Updated: Apr 12
Juliet may have once argued that a rose is a rose but when it comes to Italian folk music there is in fact a distinction when it comes to the organetto which is often confused with the accordion. While the two instruments are both well-known musical elements in this genre, they do differ from one another.
Much like its counterpart the accordion, the organetto is a small, portable organ carried by a strap over the shoulder. It is most common in central and southern Italy. It can be played alone or accompanied by several other instruments. The organetto is diatonic button instrument (known in English as a diatonic accordion) meaning that its musical harmony is dictated by seven natural pitches to form an octave, and bellows that provide the wind supply.
The organetto is comprised of two parts: the melody side (with one or more rows of buttons producing the notes of a single diatonic scale) and the bass side (with buttons arranged in pairs where one button sounds the fundamental chord and the other a corresponding triad -a chord made up of three tones). Among the various types of organs, the most widely used in traditional Italian music are the 2 bass, 4 bass and 8 bass.
This particular instrument is played by the right hand pressing the keys while the left pumps the bellows. The bellows produce notes or pitches by the air moving through the reeds within the instrument based on the push and pull action when playing the organetto which is often why it is referred to a squeeze box. With an accordion however, each key produces a single note regardless of the direction of the bellows therefore creating a distinction between the two. Another difference between the two is that the organetto has a button-type keyboard whereas that of the accordion resembles a piano.
It is the push-pull action of the organetto that makes it particularly well suited to the lively rhythms of folk music and folk dances like the tarantella where this instrument is most prominent. The quick tempos of the folk dances can be played with greater ease and speed on an organetto than they would on an accordion.

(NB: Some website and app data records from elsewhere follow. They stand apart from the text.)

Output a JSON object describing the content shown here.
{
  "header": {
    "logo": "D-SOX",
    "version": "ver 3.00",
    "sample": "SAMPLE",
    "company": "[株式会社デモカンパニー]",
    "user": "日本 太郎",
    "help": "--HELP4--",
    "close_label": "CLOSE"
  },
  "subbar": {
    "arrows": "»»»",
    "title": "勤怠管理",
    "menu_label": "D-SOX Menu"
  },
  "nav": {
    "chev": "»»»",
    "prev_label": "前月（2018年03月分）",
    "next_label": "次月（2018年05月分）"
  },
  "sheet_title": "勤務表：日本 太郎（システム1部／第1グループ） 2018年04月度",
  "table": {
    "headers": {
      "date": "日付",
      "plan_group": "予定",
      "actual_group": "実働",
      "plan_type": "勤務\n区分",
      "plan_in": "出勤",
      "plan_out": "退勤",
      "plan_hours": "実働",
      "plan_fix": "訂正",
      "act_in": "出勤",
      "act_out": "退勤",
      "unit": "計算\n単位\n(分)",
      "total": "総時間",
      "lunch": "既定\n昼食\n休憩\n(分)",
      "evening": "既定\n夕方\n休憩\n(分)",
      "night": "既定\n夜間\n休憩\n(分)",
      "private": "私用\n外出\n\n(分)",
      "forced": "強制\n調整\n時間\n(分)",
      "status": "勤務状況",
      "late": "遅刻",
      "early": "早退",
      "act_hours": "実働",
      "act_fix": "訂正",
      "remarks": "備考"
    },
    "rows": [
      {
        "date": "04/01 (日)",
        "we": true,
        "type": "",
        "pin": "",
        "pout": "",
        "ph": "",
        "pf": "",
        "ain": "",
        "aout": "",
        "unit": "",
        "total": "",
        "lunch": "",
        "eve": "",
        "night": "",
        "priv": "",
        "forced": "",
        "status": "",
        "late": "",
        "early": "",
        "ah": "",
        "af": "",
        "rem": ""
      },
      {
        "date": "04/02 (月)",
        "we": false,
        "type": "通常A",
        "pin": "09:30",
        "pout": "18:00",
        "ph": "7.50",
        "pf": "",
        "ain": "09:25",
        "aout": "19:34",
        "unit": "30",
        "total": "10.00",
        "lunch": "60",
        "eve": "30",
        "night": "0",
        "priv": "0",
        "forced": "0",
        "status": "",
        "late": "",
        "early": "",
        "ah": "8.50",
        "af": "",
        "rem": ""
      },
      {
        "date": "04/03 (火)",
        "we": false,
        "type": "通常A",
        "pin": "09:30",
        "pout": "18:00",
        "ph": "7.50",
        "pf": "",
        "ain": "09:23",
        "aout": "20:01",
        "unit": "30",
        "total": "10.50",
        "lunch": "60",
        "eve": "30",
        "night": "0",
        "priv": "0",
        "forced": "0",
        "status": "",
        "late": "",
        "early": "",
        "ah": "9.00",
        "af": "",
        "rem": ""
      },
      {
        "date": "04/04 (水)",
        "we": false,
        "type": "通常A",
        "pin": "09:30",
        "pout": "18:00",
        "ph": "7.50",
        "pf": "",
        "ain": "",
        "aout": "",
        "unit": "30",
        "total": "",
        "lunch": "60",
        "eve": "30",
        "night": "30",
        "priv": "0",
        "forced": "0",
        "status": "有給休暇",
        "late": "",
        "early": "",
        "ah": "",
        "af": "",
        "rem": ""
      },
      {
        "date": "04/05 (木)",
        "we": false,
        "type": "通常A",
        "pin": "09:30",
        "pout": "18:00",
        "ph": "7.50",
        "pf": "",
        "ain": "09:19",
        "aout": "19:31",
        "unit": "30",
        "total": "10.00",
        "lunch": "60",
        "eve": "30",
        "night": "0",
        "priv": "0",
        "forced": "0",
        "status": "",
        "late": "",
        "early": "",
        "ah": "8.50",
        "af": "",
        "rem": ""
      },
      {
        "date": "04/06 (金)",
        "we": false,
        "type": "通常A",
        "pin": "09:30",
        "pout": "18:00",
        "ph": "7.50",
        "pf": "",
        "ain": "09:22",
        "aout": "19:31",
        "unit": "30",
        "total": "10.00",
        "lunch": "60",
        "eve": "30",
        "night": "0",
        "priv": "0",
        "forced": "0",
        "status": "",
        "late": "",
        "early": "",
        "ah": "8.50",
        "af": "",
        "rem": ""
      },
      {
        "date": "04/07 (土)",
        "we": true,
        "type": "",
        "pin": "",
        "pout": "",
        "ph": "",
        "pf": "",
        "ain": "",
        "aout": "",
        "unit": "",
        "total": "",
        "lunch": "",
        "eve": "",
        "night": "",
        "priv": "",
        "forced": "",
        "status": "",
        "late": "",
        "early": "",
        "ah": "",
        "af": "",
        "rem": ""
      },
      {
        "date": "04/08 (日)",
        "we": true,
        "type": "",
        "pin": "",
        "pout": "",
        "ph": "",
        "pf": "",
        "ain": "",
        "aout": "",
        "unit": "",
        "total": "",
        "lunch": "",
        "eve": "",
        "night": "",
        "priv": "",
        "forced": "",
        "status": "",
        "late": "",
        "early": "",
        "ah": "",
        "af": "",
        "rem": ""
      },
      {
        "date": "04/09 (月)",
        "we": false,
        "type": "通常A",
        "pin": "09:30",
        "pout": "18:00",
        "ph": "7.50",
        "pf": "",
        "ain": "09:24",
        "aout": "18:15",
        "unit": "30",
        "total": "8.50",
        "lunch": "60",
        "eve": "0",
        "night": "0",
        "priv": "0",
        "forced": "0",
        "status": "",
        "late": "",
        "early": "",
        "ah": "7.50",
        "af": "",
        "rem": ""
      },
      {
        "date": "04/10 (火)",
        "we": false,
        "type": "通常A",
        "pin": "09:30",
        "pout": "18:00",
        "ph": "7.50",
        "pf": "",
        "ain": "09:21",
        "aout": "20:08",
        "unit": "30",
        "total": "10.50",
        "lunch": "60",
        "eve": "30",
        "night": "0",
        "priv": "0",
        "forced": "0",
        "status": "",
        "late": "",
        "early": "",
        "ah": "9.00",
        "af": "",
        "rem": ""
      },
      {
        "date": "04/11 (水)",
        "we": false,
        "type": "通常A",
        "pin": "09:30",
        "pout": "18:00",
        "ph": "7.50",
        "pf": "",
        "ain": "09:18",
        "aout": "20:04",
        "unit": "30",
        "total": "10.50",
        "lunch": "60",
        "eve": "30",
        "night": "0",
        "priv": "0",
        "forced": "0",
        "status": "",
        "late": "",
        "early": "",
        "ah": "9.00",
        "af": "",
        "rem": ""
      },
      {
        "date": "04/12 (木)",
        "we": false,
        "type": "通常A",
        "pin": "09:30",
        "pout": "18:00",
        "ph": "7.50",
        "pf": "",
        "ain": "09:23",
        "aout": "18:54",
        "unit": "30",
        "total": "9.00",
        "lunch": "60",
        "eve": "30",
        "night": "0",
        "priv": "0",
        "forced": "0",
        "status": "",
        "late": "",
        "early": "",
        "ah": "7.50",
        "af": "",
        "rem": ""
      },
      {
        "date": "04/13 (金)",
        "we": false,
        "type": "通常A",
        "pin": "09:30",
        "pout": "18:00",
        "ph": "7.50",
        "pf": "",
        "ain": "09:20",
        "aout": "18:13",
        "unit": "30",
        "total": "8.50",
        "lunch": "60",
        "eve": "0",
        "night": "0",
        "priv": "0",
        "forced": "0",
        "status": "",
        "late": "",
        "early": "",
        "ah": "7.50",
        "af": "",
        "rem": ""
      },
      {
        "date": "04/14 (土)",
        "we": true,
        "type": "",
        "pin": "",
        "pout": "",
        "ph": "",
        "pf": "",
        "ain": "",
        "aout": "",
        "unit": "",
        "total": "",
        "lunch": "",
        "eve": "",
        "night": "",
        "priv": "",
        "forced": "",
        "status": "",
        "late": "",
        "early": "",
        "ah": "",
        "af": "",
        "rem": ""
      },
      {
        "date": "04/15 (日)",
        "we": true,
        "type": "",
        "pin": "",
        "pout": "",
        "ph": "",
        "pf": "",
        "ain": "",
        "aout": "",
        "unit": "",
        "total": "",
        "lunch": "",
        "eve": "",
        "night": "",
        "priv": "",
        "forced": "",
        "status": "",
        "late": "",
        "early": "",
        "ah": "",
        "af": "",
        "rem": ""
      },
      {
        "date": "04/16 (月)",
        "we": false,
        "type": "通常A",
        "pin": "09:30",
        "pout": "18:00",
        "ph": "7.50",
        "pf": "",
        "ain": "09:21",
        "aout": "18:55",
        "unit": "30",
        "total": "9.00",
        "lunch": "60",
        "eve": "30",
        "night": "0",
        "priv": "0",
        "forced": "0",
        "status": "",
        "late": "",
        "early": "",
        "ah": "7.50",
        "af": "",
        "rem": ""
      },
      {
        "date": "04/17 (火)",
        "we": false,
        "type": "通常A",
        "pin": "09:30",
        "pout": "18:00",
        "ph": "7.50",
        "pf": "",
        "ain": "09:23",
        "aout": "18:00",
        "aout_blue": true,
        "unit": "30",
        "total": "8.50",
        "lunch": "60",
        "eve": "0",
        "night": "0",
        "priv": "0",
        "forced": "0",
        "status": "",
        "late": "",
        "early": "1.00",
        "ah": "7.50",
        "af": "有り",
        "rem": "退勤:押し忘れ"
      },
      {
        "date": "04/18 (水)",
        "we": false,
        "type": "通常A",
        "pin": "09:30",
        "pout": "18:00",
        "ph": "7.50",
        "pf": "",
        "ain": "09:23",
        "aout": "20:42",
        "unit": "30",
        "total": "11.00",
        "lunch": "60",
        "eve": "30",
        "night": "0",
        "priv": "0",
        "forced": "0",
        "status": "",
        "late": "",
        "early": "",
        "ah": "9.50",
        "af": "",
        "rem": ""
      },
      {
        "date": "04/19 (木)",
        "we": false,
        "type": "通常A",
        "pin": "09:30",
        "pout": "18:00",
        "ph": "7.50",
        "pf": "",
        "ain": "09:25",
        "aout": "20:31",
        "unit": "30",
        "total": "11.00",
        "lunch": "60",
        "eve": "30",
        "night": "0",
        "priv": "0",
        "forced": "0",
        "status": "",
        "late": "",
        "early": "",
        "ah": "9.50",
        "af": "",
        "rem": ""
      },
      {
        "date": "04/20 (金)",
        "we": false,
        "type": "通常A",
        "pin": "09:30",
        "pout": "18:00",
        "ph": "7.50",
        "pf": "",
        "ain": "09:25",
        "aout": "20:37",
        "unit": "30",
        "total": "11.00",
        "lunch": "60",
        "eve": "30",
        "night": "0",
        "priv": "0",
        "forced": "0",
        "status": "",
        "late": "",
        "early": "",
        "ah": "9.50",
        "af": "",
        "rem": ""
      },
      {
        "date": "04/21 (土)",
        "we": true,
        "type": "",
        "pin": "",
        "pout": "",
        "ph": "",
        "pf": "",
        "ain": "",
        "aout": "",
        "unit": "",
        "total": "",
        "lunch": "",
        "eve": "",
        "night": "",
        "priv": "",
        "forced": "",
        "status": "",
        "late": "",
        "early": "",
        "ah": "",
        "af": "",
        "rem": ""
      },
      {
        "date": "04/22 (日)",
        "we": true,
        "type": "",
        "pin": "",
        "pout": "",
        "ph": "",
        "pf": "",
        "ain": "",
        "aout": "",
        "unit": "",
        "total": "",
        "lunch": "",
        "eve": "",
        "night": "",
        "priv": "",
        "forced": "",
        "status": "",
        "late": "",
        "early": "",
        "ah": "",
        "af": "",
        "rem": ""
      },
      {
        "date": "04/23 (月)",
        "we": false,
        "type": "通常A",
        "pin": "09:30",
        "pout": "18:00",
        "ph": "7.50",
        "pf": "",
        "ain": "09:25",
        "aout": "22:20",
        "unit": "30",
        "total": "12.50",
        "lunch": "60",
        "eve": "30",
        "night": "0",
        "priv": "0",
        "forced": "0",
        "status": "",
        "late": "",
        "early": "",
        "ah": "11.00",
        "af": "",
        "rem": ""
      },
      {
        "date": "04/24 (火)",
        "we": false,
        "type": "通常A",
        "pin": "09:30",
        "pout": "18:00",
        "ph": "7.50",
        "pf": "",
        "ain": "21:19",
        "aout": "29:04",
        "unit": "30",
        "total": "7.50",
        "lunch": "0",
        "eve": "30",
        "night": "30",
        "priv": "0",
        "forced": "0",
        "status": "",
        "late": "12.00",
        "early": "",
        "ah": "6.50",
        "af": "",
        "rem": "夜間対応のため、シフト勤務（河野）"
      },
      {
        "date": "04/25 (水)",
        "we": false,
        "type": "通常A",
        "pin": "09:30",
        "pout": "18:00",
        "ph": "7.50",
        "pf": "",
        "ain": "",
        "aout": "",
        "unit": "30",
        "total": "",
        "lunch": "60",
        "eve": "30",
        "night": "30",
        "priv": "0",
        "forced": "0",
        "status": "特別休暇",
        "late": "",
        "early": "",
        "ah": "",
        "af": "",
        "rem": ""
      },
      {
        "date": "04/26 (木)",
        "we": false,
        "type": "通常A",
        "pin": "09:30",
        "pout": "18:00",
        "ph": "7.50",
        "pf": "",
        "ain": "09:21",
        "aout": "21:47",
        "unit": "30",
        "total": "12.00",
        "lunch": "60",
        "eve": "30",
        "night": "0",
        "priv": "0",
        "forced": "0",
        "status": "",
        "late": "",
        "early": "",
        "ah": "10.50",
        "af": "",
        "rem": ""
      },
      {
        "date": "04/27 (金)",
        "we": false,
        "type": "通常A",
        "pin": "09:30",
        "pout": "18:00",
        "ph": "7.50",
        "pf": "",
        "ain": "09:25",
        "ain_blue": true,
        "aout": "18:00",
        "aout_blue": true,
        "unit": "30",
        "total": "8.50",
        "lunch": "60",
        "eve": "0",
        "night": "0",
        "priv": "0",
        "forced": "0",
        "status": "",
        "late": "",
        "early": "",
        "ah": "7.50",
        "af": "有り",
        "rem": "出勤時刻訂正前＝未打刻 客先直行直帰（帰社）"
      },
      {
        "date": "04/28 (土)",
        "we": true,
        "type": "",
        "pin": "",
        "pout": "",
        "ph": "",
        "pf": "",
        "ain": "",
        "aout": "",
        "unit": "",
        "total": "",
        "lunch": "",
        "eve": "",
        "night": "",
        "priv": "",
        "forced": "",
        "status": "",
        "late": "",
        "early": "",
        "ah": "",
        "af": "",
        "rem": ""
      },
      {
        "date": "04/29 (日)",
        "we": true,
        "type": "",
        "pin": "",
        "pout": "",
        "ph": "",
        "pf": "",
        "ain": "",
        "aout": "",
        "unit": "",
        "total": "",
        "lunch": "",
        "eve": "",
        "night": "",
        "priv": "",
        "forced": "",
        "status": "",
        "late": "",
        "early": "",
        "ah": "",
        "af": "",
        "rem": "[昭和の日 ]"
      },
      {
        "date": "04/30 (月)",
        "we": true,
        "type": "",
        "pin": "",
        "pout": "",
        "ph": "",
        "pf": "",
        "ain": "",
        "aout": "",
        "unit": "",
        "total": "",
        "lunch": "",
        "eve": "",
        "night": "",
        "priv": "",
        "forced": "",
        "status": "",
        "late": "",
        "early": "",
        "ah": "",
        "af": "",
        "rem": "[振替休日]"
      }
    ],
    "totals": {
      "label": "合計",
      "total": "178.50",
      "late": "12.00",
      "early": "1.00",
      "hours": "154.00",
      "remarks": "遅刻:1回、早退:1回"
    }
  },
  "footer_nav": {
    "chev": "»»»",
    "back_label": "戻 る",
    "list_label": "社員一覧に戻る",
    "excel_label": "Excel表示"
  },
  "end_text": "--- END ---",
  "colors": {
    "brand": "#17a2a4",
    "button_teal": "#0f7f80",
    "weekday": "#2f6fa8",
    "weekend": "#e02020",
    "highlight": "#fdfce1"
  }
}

The Organetto: It’s Not an Accordion - The organetto is a traditional folk instrument that has been played for hundreds of years. It is part of a rich heritage and culture, one which the Organetto Project proudly carries on.